> _PROBLEM TO WORK ON_
Find every line in the records below that holds the word "action", and copy each one.

> _DATA UNDER STUDY_
== Segment start ==

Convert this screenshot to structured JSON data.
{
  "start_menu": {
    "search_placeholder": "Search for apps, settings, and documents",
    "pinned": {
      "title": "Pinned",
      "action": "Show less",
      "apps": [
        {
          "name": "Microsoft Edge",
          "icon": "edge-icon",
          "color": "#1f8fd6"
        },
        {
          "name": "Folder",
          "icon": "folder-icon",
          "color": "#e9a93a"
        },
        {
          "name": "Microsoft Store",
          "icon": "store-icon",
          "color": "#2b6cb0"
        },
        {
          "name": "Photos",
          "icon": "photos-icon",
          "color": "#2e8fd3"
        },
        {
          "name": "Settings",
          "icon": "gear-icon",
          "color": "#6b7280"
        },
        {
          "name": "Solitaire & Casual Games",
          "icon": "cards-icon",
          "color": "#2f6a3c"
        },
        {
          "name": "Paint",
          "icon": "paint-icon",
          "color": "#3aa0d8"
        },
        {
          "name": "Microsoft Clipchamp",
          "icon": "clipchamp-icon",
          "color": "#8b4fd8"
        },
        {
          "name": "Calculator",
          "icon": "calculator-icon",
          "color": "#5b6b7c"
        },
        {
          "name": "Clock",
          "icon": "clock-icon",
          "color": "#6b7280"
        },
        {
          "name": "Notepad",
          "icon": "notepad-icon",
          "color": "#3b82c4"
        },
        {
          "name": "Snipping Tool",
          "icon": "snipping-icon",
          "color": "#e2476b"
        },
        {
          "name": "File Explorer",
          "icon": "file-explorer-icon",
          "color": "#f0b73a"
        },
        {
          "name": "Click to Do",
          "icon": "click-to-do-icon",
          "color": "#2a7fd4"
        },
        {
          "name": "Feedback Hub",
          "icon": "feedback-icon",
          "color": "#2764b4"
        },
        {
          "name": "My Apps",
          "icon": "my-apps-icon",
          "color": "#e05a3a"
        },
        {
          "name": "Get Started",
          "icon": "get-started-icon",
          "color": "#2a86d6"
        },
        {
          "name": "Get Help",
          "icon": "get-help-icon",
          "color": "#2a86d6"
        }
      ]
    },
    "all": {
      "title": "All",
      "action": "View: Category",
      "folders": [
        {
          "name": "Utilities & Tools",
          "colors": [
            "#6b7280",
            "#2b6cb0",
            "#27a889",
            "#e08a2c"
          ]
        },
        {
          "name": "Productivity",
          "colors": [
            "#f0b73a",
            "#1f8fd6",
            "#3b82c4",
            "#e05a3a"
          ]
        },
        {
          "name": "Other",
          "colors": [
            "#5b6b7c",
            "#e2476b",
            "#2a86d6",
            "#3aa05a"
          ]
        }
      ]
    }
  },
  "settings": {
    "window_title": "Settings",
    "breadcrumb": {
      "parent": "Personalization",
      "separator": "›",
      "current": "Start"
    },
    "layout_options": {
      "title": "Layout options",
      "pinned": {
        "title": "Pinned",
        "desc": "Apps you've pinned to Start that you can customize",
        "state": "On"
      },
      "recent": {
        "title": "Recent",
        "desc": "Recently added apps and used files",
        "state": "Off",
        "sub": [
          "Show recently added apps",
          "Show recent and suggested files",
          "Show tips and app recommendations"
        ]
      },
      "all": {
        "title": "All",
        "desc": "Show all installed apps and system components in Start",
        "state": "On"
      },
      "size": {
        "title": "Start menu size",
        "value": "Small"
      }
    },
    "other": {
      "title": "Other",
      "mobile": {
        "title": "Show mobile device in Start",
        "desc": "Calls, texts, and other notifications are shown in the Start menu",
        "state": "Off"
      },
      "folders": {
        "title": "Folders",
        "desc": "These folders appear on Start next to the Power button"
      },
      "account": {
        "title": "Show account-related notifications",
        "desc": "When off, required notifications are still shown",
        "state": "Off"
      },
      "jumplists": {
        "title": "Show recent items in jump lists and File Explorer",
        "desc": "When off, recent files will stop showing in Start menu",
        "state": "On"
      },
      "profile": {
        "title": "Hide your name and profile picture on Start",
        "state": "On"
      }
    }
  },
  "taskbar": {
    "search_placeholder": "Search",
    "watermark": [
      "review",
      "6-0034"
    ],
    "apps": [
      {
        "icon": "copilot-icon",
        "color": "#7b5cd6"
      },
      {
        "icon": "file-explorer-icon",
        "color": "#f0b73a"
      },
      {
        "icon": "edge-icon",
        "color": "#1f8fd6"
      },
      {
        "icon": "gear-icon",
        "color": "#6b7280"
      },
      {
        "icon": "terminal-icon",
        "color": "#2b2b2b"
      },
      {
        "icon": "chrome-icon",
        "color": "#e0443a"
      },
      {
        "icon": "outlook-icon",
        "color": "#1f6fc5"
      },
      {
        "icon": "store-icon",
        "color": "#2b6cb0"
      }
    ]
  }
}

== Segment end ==

> _TASK ANSWER_
      "action": "Show less",
      "action": "View: Category",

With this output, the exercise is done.